13.3. URBAN REGENERATION

13.4. URBAN CONSOLIDATION

14. INFORMAL GROWTH PATTERNS

Accommodate “bottom-up” urban growth…

14.1. LAND TENURE

14.2. UTILITIES FIRST

14.3. DATA WITH THE PEOPLE

14.4. INCREMENTAL SELF-BUILD

15. CONSTRUCTION PATTERNS

Use the building process to enrich the result…

15.1. DESIGN-BUILD ADAPTATION

15.2. HUMAN-SCALE DETAIL

15.3. CONSTRUCTION ORNAMENT

15.4. COMPLEX MATERIALS



SECTION III:

PATTERNS OF PROCESS


16. IMPLEMENTATION TOOL PATTERNS

Use tools to achieve successful results…

16.1. FORM-BASED CODE

16.2. ENTITLEMENT STREAMLINING

16.3. NEIGHBORHOOD PLANNING CENTER
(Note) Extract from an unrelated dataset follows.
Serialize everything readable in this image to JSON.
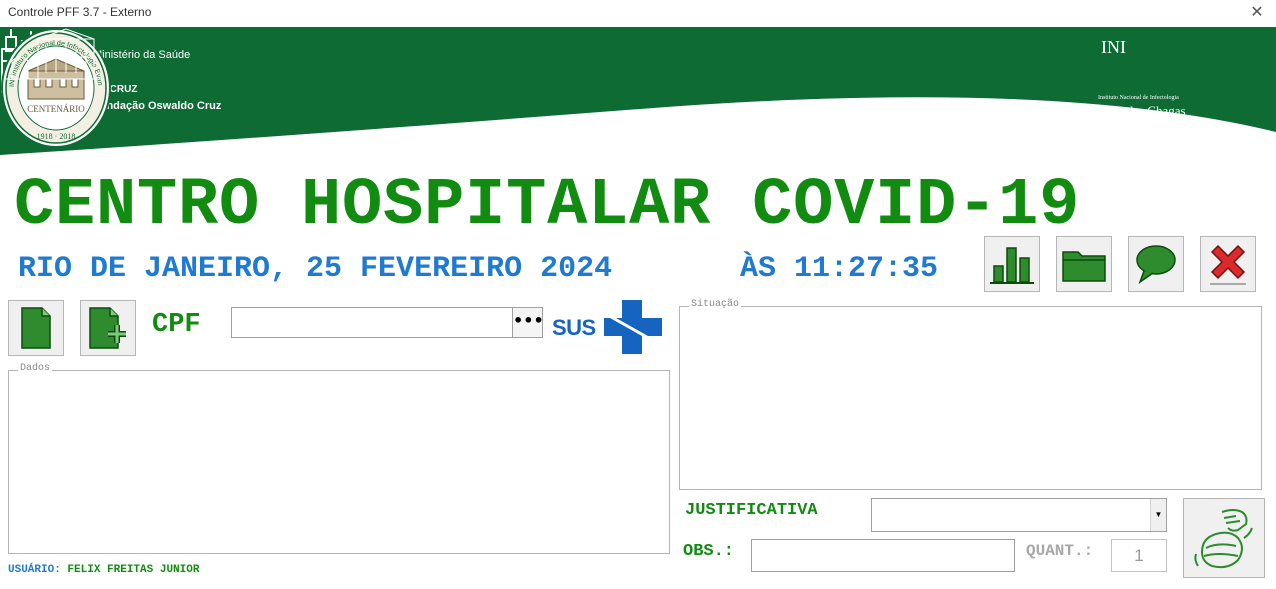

16.4. COMMUNITY MOCKUP

17. PROJECT ECONOMICS PATTERNS

Create flows of money that support urban quality…

17.1. TAX-INCREMENT FINANCING

17.2. LAND VALUE CAPTURE

17.3. EXTERNALITY VALUATION

17.4. ECONOMIES OF PLACE AND DIFFERENTIATION

18. PLACE GOVERNANCE PATTERNS

Processes for making and managing places…

18.1. SUBSIDIARITY

18.2. POLYCENTRIC GOVERNANCE

18.3. PUBLIC-PRIVATE PLACE MANAGEMENT

18.4. INFORMAL STEWARDSHIP

19. AFFORDABILITY PATTERNS

Build in affordability for all incomes…

19.1. INTEGRATED AFFORDABILITY

19.2. COMMUNITY LAND TRUST

19.3. MULTI-FAMILY INFILL

19.4. SPECULATION TAX

20. NEW TECHNOLOGY PATTERNS

Integrate new systems without damaging old ones…

20.1. SMART AV SYSTEM

20.2. RESPONSIVE TRANSPORTATION NETWORK COMPANY

20.3. AUGMENTED REALITY DESIGN

20.4. CITIZEN DATA